a disorder of the sense of self characterized by a split in the ego into incompatible male and female gender identities.
Such persons get a kick out of tricking others into accepting them as the other sex, but are deeply offended if their masquerade fails. Such legislation would allow them to force others to go along with their deception.
There is, however, another group that would claim protection under such laws: the “gender queer.” The “genderqueer” are in rebellion against the division of the world into two sexes. While transsexuals, transvestites, drag queens, and cross dressers conform to rigid stereotypes of masculine and feminine, the genderqueer regard fundamental sex differences as stereotypes. In the book Genderqueer: Voices From Beyond the Sexual Binary, the authors reject the idea that male and female are the only options:
…gender is primarily a system of symbols and meanings – and the rules, privileges, and punishments pertaining to their use – for power and sexuality … it will be about the rights of some of us not to be men or women.
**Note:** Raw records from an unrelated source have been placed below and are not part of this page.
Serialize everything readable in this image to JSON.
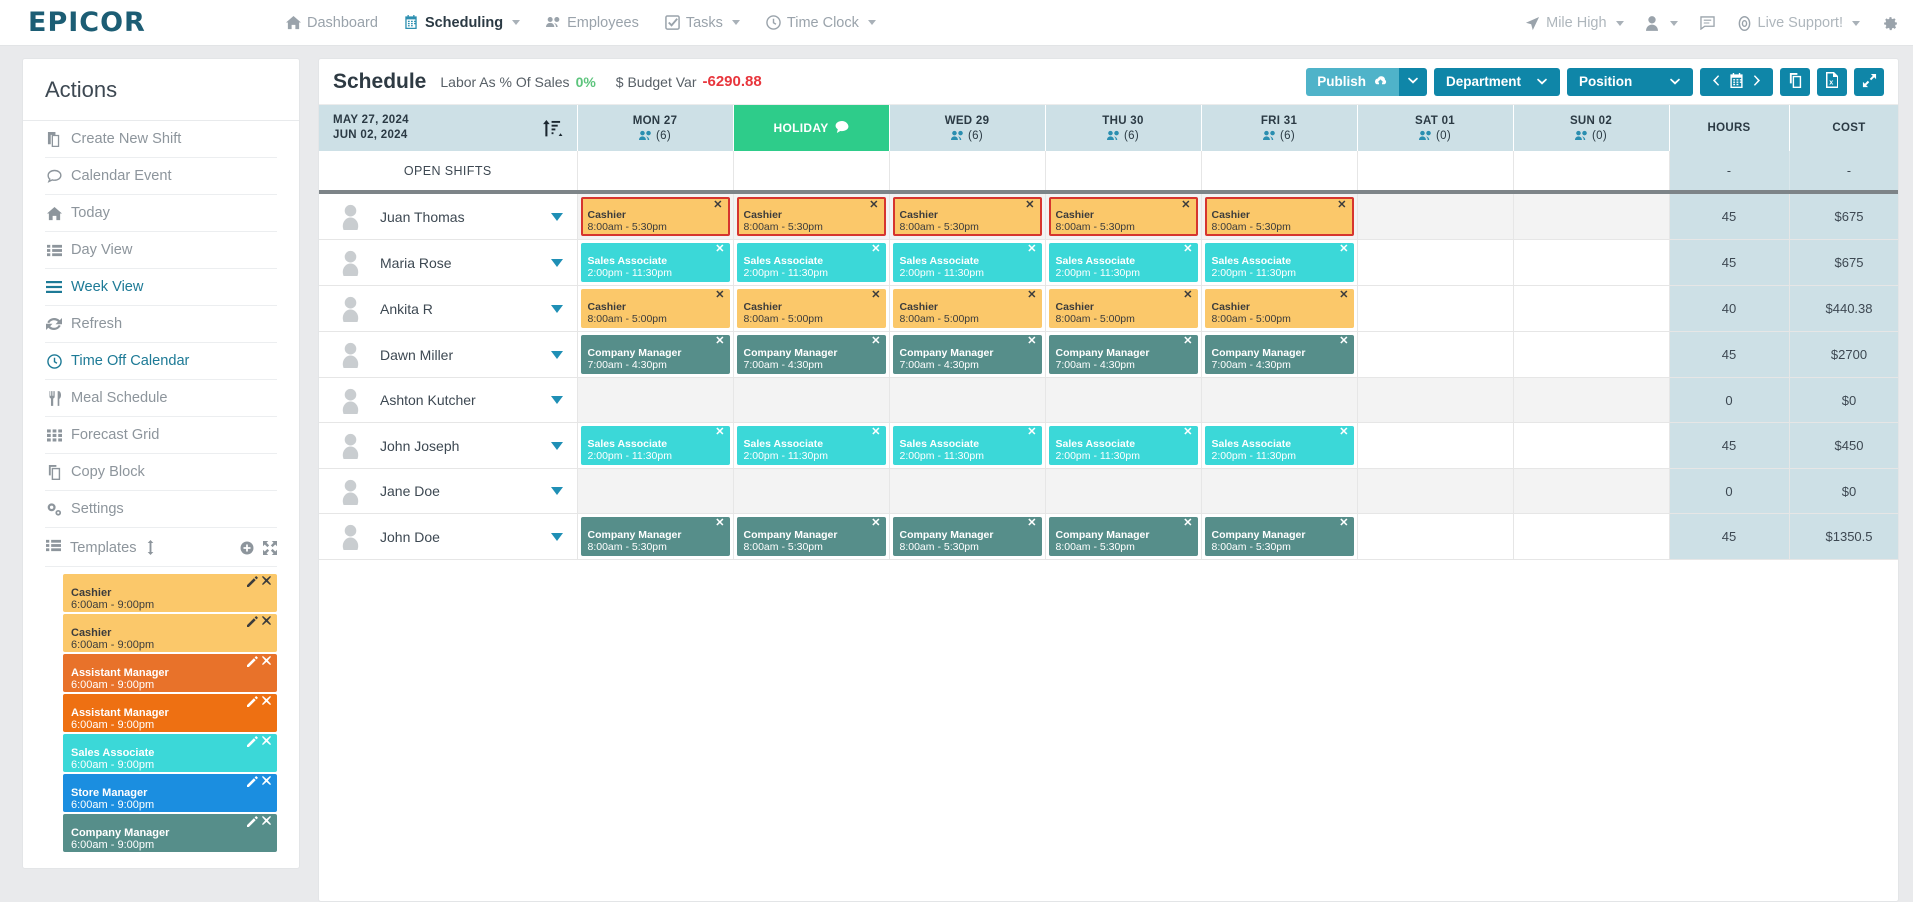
{
  "topnav": {
    "logo": "EPICOR",
    "items": [
      {
        "label": "Dashboard",
        "icon": "home-icon",
        "caret": false,
        "active": false
      },
      {
        "label": "Scheduling",
        "icon": "calendar-icon",
        "caret": true,
        "active": true
      },
      {
        "label": "Employees",
        "icon": "people-icon",
        "caret": false,
        "active": false
      },
      {
        "label": "Tasks",
        "icon": "check-square-icon",
        "caret": true,
        "active": false
      },
      {
        "label": "Time Clock",
        "icon": "clock-icon",
        "caret": true,
        "active": false
      }
    ],
    "right": [
      {
        "label": "Mile High",
        "icon": "location-arrow-icon",
        "caret": true
      },
      {
        "label": "",
        "icon": "user-icon",
        "caret": true
      },
      {
        "label": "",
        "icon": "message-icon",
        "caret": false
      },
      {
        "label": "Live Support!",
        "icon": "lifebuoy-icon",
        "caret": true
      }
    ],
    "settings_icon": "gear-icon"
  },
  "sidebar": {
    "title": "Actions",
    "actions": [
      {
        "label": "Create New Shift",
        "icon": "copy-file-icon",
        "active": false
      },
      {
        "label": "Calendar Event",
        "icon": "comment-icon",
        "active": false
      },
      {
        "label": "Today",
        "icon": "home-icon",
        "active": false
      },
      {
        "label": "Day View",
        "icon": "list-icon",
        "active": false
      },
      {
        "label": "Week View",
        "icon": "bars-icon",
        "active": true
      },
      {
        "label": "Refresh",
        "icon": "refresh-icon",
        "active": false
      },
      {
        "label": "Time Off Calendar",
        "icon": "clock-icon",
        "active": true
      },
      {
        "label": "Meal Schedule",
        "icon": "utensils-icon",
        "active": false
      },
      {
        "label": "Forecast Grid",
        "icon": "grid-icon",
        "active": false
      },
      {
        "label": "Copy Block",
        "icon": "copy-icon",
        "active": false
      },
      {
        "label": "Settings",
        "icon": "gears-icon",
        "active": false
      }
    ],
    "templates_header": {
      "label": "Templates",
      "resize_icon": "vertical-resize-icon",
      "add_icon": "plus-circle-icon",
      "expand_icon": "expand-arrows-icon"
    },
    "templates": [
      {
        "role": "Cashier",
        "time": "6:00am - 9:00pm",
        "color": "#fbc86a",
        "text": "#3c3c3c"
      },
      {
        "role": "Cashier",
        "time": "6:00am - 9:00pm",
        "color": "#fbc86a",
        "text": "#3c3c3c"
      },
      {
        "role": "Assistant Manager",
        "time": "6:00am - 9:00pm",
        "color": "#e8722a",
        "text": "#ffffff"
      },
      {
        "role": "Assistant Manager",
        "time": "6:00am - 9:00pm",
        "color": "#ee7012",
        "text": "#ffffff"
      },
      {
        "role": "Sales Associate",
        "time": "6:00am - 9:00pm",
        "color": "#3bd8d8",
        "text": "#ffffff"
      },
      {
        "role": "Store Manager",
        "time": "6:00am - 9:00pm",
        "color": "#1b8ee0",
        "text": "#ffffff"
      },
      {
        "role": "Company Manager",
        "time": "6:00am - 9:00pm",
        "color": "#568e8a",
        "text": "#ffffff"
      }
    ],
    "template_edit_icon": "edit-icon",
    "template_delete_icon": "close-icon"
  },
  "header": {
    "title": "Schedule",
    "labor_label": "Labor As % Of Sales",
    "labor_value": "0%",
    "budget_label": "$ Budget Var",
    "budget_value": "-6290.88",
    "buttons": {
      "publish": "Publish",
      "publish_icon": "cloud-upload-icon",
      "publish_caret_icon": "chevron-down-icon",
      "department": "Department",
      "position": "Position",
      "prev_icon": "chevron-left-icon",
      "calendar_icon": "calendar-icon",
      "next_icon": "chevron-right-icon",
      "copy_icon": "copy-icon",
      "excel_icon": "excel-file-icon",
      "fullscreen_icon": "expand-icon"
    }
  },
  "grid": {
    "date_range_line1": "MAY 27, 2024",
    "date_range_line2": "JUN 02, 2024",
    "sort_icon": "sort-amount-icon",
    "columns": [
      {
        "label": "MON 27",
        "count": "(6)",
        "holiday": false
      },
      {
        "label": "HOLIDAY",
        "count": "",
        "holiday": true,
        "holiday_icon": "comment-icon"
      },
      {
        "label": "WED 29",
        "count": "(6)",
        "holiday": false
      },
      {
        "label": "THU 30",
        "count": "(6)",
        "holiday": false
      },
      {
        "label": "FRI 31",
        "count": "(6)",
        "holiday": false
      },
      {
        "label": "SAT 01",
        "count": "(0)",
        "holiday": false
      },
      {
        "label": "SUN 02",
        "count": "(0)",
        "holiday": false
      }
    ],
    "hours_header": "HOURS",
    "cost_header": "COST",
    "open_shifts_label": "OPEN SHIFTS",
    "open_shifts_hours": "-",
    "open_shifts_cost": "-",
    "employees": [
      {
        "name": "Juan Thomas",
        "hours": "45",
        "cost": "$675",
        "alt": true,
        "shifts": [
          {
            "role": "Cashier",
            "time": "8:00am - 5:30pm",
            "color": "#fbc86a",
            "text": "#3c3c3c",
            "alert": true
          },
          {
            "role": "Cashier",
            "time": "8:00am - 5:30pm",
            "color": "#fbc86a",
            "text": "#3c3c3c",
            "alert": true
          },
          {
            "role": "Cashier",
            "time": "8:00am - 5:30pm",
            "color": "#fbc86a",
            "text": "#3c3c3c",
            "alert": true
          },
          {
            "role": "Cashier",
            "time": "8:00am - 5:30pm",
            "color": "#fbc86a",
            "text": "#3c3c3c",
            "alert": true
          },
          {
            "role": "Cashier",
            "time": "8:00am - 5:30pm",
            "color": "#fbc86a",
            "text": "#3c3c3c",
            "alert": true
          },
          null,
          null
        ]
      },
      {
        "name": "Maria Rose",
        "hours": "45",
        "cost": "$675",
        "alt": false,
        "shifts": [
          {
            "role": "Sales Associate",
            "time": "2:00pm - 11:30pm",
            "color": "#3bd8d8",
            "text": "#ffffff",
            "alert": false
          },
          {
            "role": "Sales Associate",
            "time": "2:00pm - 11:30pm",
            "color": "#3bd8d8",
            "text": "#ffffff",
            "alert": false
          },
          {
            "role": "Sales Associate",
            "time": "2:00pm - 11:30pm",
            "color": "#3bd8d8",
            "text": "#ffffff",
            "alert": false
          },
          {
            "role": "Sales Associate",
            "time": "2:00pm - 11:30pm",
            "color": "#3bd8d8",
            "text": "#ffffff",
            "alert": false
          },
          {
            "role": "Sales Associate",
            "time": "2:00pm - 11:30pm",
            "color": "#3bd8d8",
            "text": "#ffffff",
            "alert": false
          },
          null,
          null
        ]
      },
      {
        "name": "Ankita R",
        "hours": "40",
        "cost": "$440.38",
        "alt": false,
        "shifts": [
          {
            "role": "Cashier",
            "time": "8:00am - 5:00pm",
            "color": "#fbc86a",
            "text": "#3c3c3c",
            "alert": false
          },
          {
            "role": "Cashier",
            "time": "8:00am - 5:00pm",
            "color": "#fbc86a",
            "text": "#3c3c3c",
            "alert": false
          },
          {
            "role": "Cashier",
            "time": "8:00am - 5:00pm",
            "color": "#fbc86a",
            "text": "#3c3c3c",
            "alert": false
          },
          {
            "role": "Cashier",
            "time": "8:00am - 5:00pm",
            "color": "#fbc86a",
            "text": "#3c3c3c",
            "alert": false
          },
          {
            "role": "Cashier",
            "time": "8:00am - 5:00pm",
            "color": "#fbc86a",
            "text": "#3c3c3c",
            "alert": false
          },
          null,
          null
        ]
      },
      {
        "name": "Dawn Miller",
        "hours": "45",
        "cost": "$2700",
        "alt": false,
        "shifts": [
          {
            "role": "Company Manager",
            "time": "7:00am - 4:30pm",
            "color": "#568e8a",
            "text": "#ffffff",
            "alert": false
          },
          {
            "role": "Company Manager",
            "time": "7:00am - 4:30pm",
            "color": "#568e8a",
            "text": "#ffffff",
            "alert": false
          },
          {
            "role": "Company Manager",
            "time": "7:00am - 4:30pm",
            "color": "#568e8a",
            "text": "#ffffff",
            "alert": false
          },
          {
            "role": "Company Manager",
            "time": "7:00am - 4:30pm",
            "color": "#568e8a",
            "text": "#ffffff",
            "alert": false
          },
          {
            "role": "Company Manager",
            "time": "7:00am - 4:30pm",
            "color": "#568e8a",
            "text": "#ffffff",
            "alert": false
          },
          null,
          null
        ]
      },
      {
        "name": "Ashton Kutcher",
        "hours": "0",
        "cost": "$0",
        "alt": true,
        "shifts": [
          null,
          null,
          null,
          null,
          null,
          null,
          null
        ]
      },
      {
        "name": "John Joseph",
        "hours": "45",
        "cost": "$450",
        "alt": false,
        "shifts": [
          {
            "role": "Sales Associate",
            "time": "2:00pm - 11:30pm",
            "color": "#3bd8d8",
            "text": "#ffffff",
            "alert": false
          },
          {
            "role": "Sales Associate",
            "time": "2:00pm - 11:30pm",
            "color": "#3bd8d8",
            "text": "#ffffff",
            "alert": false
          },
          {
            "role": "Sales Associate",
            "time": "2:00pm - 11:30pm",
            "color": "#3bd8d8",
            "text": "#ffffff",
            "alert": false
          },
          {
            "role": "Sales Associate",
            "time": "2:00pm - 11:30pm",
            "color": "#3bd8d8",
            "text": "#ffffff",
            "alert": false
          },
          {
            "role": "Sales Associate",
            "time": "2:00pm - 11:30pm",
            "color": "#3bd8d8",
            "text": "#ffffff",
            "alert": false
          },
          null,
          null
        ]
      },
      {
        "name": "Jane Doe",
        "hours": "0",
        "cost": "$0",
        "alt": true,
        "shifts": [
          null,
          null,
          null,
          null,
          null,
          null,
          null
        ]
      },
      {
        "name": "John Doe",
        "hours": "45",
        "cost": "$1350.5",
        "alt": false,
        "shifts": [
          {
            "role": "Company Manager",
            "time": "8:00am - 5:30pm",
            "color": "#568e8a",
            "text": "#ffffff",
            "alert": false
          },
          {
            "role": "Company Manager",
            "time": "8:00am - 5:30pm",
            "color": "#568e8a",
            "text": "#ffffff",
            "alert": false
          },
          {
            "role": "Company Manager",
            "time": "8:00am - 5:30pm",
            "color": "#568e8a",
            "text": "#ffffff",
            "alert": false
          },
          {
            "role": "Company Manager",
            "time": "8:00am - 5:30pm",
            "color": "#568e8a",
            "text": "#ffffff",
            "alert": false
          },
          {
            "role": "Company Manager",
            "time": "8:00am - 5:30pm",
            "color": "#568e8a",
            "text": "#ffffff",
            "alert": false
          },
          null,
          null
        ]
      }
    ]
  }
}
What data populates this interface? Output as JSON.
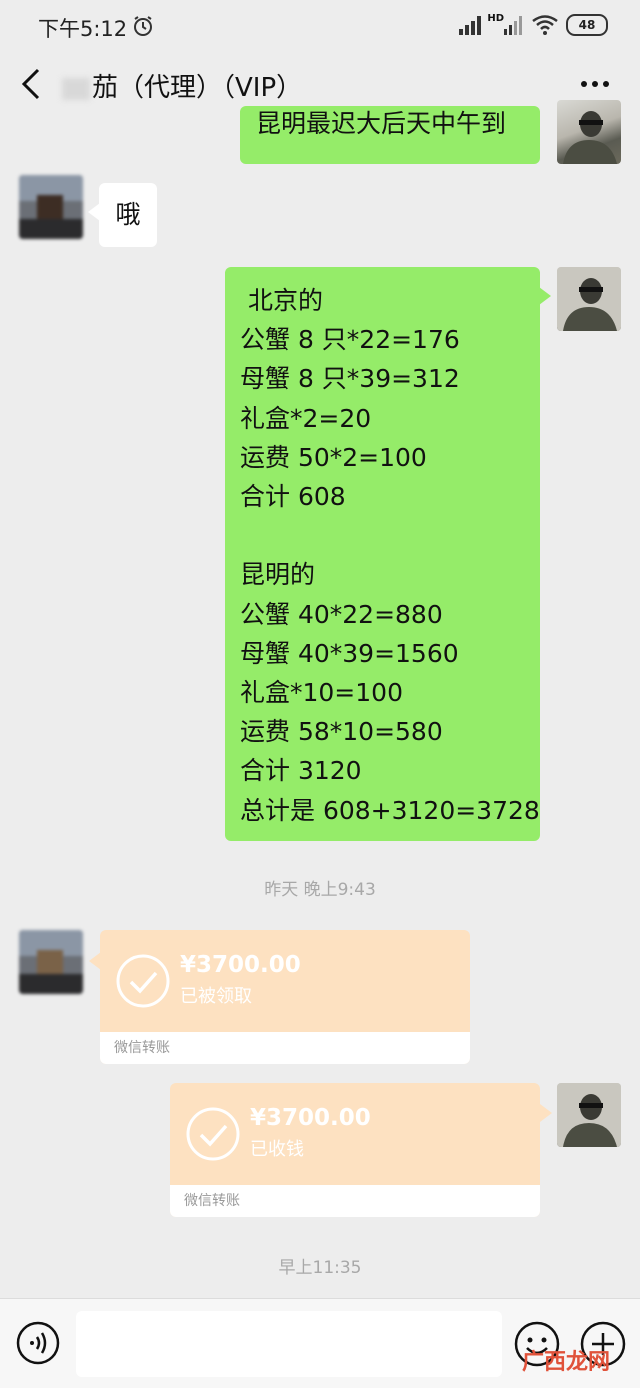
{
  "status_bar": {
    "time": "下午5:12",
    "network": "HD",
    "battery": "48"
  },
  "header": {
    "title": "茄（代理）（VIP）"
  },
  "messages": {
    "m1": {
      "text": "昆明最迟大后天中午到"
    },
    "m2": {
      "text": "哦"
    },
    "m3": {
      "lines": [
        " 北京的",
        "公蟹 8 只*22=176",
        "母蟹 8 只*39=312",
        "礼盒*2=20",
        "运费 50*2=100",
        "合计 608",
        "",
        "昆明的",
        "公蟹 40*22=880",
        "母蟹 40*39=1560",
        "礼盒*10=100",
        "运费 58*10=580",
        "合计 3120",
        "总计是 608+3120=3728"
      ]
    }
  },
  "timestamps": {
    "t1": "昨天 晚上9:43",
    "t2": "早上11:35"
  },
  "transfers": {
    "received": {
      "amount": "¥3700.00",
      "status": "已被领取",
      "footer": "微信转账"
    },
    "sent": {
      "amount": "¥3700.00",
      "status": "已收钱",
      "footer": "微信转账"
    }
  },
  "watermark": "广西龙网",
  "colors": {
    "my_bubble": "#95ec69",
    "transfer": "#fde1c1",
    "background": "#ededed"
  }
}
…gender is the new frontier: the place to rebel, to create new individuality and uniqueness, to defy old, tired, outdated social norms, and, occasionally drive their parents and sundry other authority figures crazy.
The anger of the genderqueer is palpable, and reading their stories perhaps they have cause, however, while people are free to rebel against nature and try to drive their parents crazy, the government does not have to grant them special rights. Doing so will only increase lawsuits and false charges of discrimination and transphobia in what is already a litigious society.
 Ethel Person, The Sexual Century, (New Haven CT: Yale U.P., 1999) p. 141.
 Robert Stoller, Sex and Gender, (NY: Science House, 1968), Harry Benjamin, The Transsexual Phenomenon (NY: Julian Press, 1966); R. Green, Childhood cross-gender identification, (in Transsexualism and Sex Reassignment, Baltimore: Johns Hopkins U.P. 1968); Kenneth Zucker, Susan Bradley, Gender Identity Disorder and Psychosexual Problems in Children and Adolescents, (NY:Gilford, 1995) pp. 315-318.
 Person, p. 142
 Person, p. 363
 Alice D. Dreger, ‘The Controversy Surrounding The Man Who Would Be Queen: A Case History of the Politics of Science, Identity, and Sex in the Internet Age,” in Archives of Sexual Behavior, (2008) 37 (3): pp. 366-421
 Ethel Person, The Sexual Century, p. 160
 Riki Wilchins, Genderqueer: Voices from beyond the sexual binary (Los Angeles: Alyson Books, 2002) p.14
 Wilchins, p. 13